_WORK ORDER_.
Without the images, output every record exactly as it appears.

_AVAILABLE DATA_.
○ ○ ○ ○

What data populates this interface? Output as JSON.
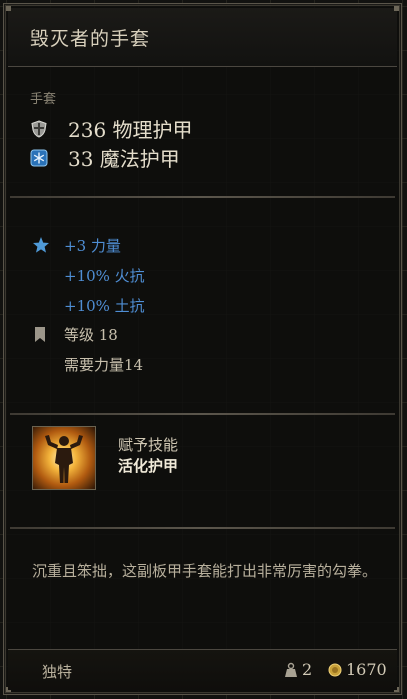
{
  "item": {
    "name": "毁灭者的手套",
    "category": "手套",
    "armor": [
      {
        "icon": "shield-icon",
        "text": "236 物理护甲"
      },
      {
        "icon": "snowflake-icon",
        "text": "33 魔法护甲"
      }
    ],
    "bonuses": [
      {
        "text": "+3 力量",
        "color": "#4f8ed4"
      },
      {
        "text": "+10% 火抗",
        "color": "#4f8ed4"
      },
      {
        "text": "+10% 土抗",
        "color": "#4f8ed4"
      }
    ],
    "level": "等级 18",
    "requirement": "需要力量14",
    "skill": {
      "heading": "赋予技能",
      "name": "活化护甲",
      "icon": "flexing-figure-icon"
    },
    "description": "沉重且笨拙，这副板甲手套能打出非常厉害的勾拳。",
    "rarity": "独特",
    "weight": "2",
    "value": "1670"
  },
  "colors": {
    "accent_blue": "#4f8ed4",
    "gold": "#c9a23a",
    "text_light": "#e4ddcb"
  }
}
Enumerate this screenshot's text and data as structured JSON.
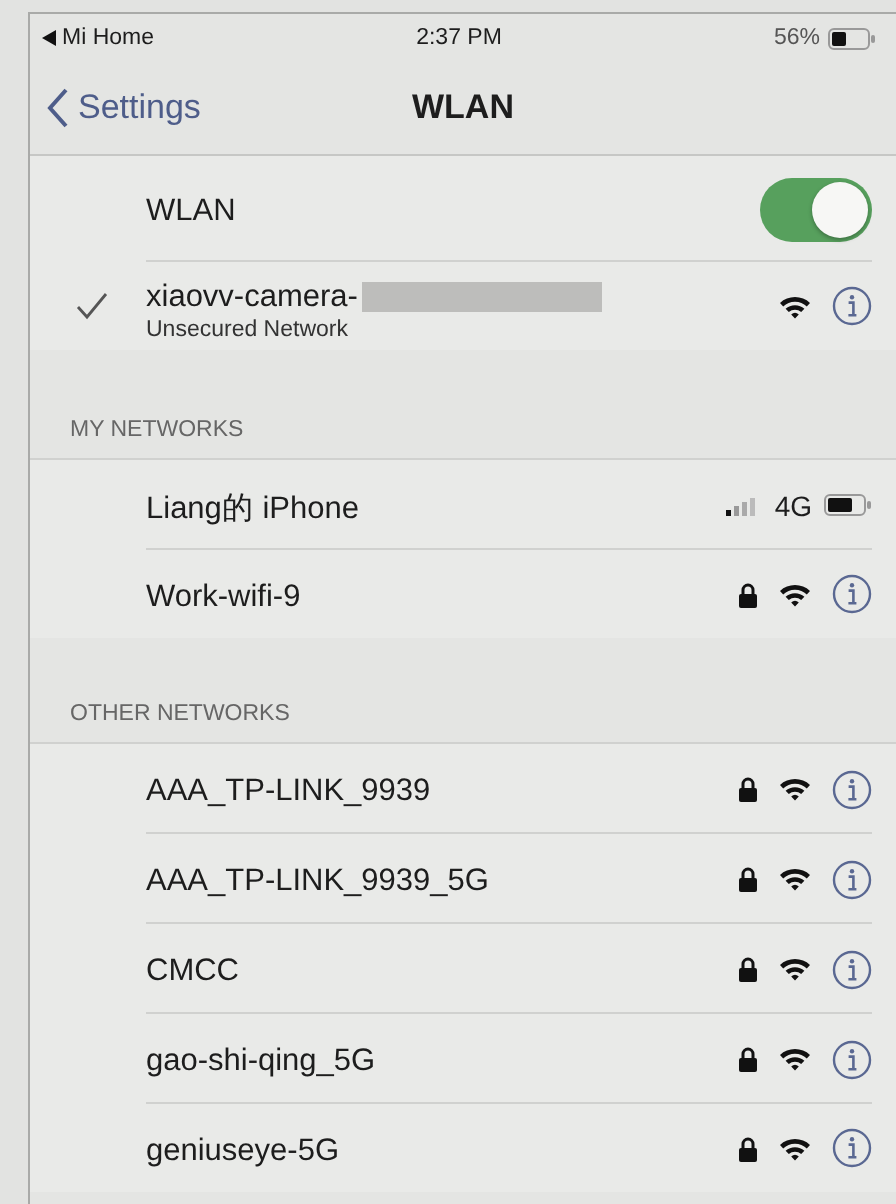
{
  "status_bar": {
    "back_app": "Mi Home",
    "time": "2:37 PM",
    "battery": "56%"
  },
  "nav": {
    "back": "Settings",
    "title": "WLAN"
  },
  "wlan": {
    "label": "WLAN",
    "on": true
  },
  "current": {
    "name": "xiaovv-camera-",
    "subtitle": "Unsecured Network",
    "connected": true,
    "redacted": true,
    "locked": false
  },
  "my_networks": {
    "header": "MY NETWORKS",
    "items": [
      {
        "kind": "hotspot",
        "name": "Liang的 iPhone",
        "network": "4G"
      },
      {
        "kind": "wifi",
        "name": "Work-wifi-9",
        "locked": true
      }
    ]
  },
  "other_networks": {
    "header": "OTHER NETWORKS",
    "items": [
      {
        "kind": "wifi",
        "name": "AAA_TP-LINK_9939",
        "locked": true
      },
      {
        "kind": "wifi",
        "name": "AAA_TP-LINK_9939_5G",
        "locked": true
      },
      {
        "kind": "wifi",
        "name": "CMCC",
        "locked": true
      },
      {
        "kind": "wifi",
        "name": "gao-shi-qing_5G",
        "locked": true
      },
      {
        "kind": "wifi",
        "name": "geniuseye-5G",
        "locked": true
      }
    ]
  }
}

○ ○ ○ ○

_ANSWER SECTION_.
What data populates this interface? Output as JSON.
{
  "item": {
    "name": "毁灭者的手套",
    "category": "手套",
    "armor": [
      {
        "icon": "shield-icon",
        "text": "236 物理护甲"
      },
      {
        "icon": "snowflake-icon",
        "text": "33 魔法护甲"
      }
    ],
    "bonuses": [
      {
        "text": "+3 力量",
        "color": "#4f8ed4"
      },
      {
        "text": "+10% 火抗",
        "color": "#4f8ed4"
      },
      {
        "text": "+10% 土抗",
        "color": "#4f8ed4"
      }
    ],
    "level": "等级 18",
    "requirement": "需要力量14",
    "skill": {
      "heading": "赋予技能",
      "name": "活化护甲",
      "icon": "flexing-figure-icon"
    },
    "description": "沉重且笨拙，这副板甲手套能打出非常厉害的勾拳。",
    "rarity": "独特",
    "weight": "2",
    "value": "1670"
  },
  "colors": {
    "accent_blue": "#4f8ed4",
    "gold": "#c9a23a",
    "text_light": "#e4ddcb"
  }
}
Enumerate this screenshot's text and data as structured JSON.
{
  "status_bar": {
    "back_app": "Mi Home",
    "time": "2:37 PM",
    "battery": "56%"
  },
  "nav": {
    "back": "Settings",
    "title": "WLAN"
  },
  "wlan": {
    "label": "WLAN",
    "on": true
  },
  "current": {
    "name": "xiaovv-camera-",
    "subtitle": "Unsecured Network",
    "connected": true,
    "redacted": true,
    "locked": false
  },
  "my_networks": {
    "header": "MY NETWORKS",
    "items": [
      {
        "kind": "hotspot",
        "name": "Liang的 iPhone",
        "network": "4G"
      },
      {
        "kind": "wifi",
        "name": "Work-wifi-9",
        "locked": true
      }
    ]
  },
  "other_networks": {
    "header": "OTHER NETWORKS",
    "items": [
      {
        "kind": "wifi",
        "name": "AAA_TP-LINK_9939",
        "locked": true
      },
      {
        "kind": "wifi",
        "name": "AAA_TP-LINK_9939_5G",
        "locked": true
      },
      {
        "kind": "wifi",
        "name": "CMCC",
        "locked": true
      },
      {
        "kind": "wifi",
        "name": "gao-shi-qing_5G",
        "locked": true
      },
      {
        "kind": "wifi",
        "name": "geniuseye-5G",
        "locked": true
      }
    ]
  }
}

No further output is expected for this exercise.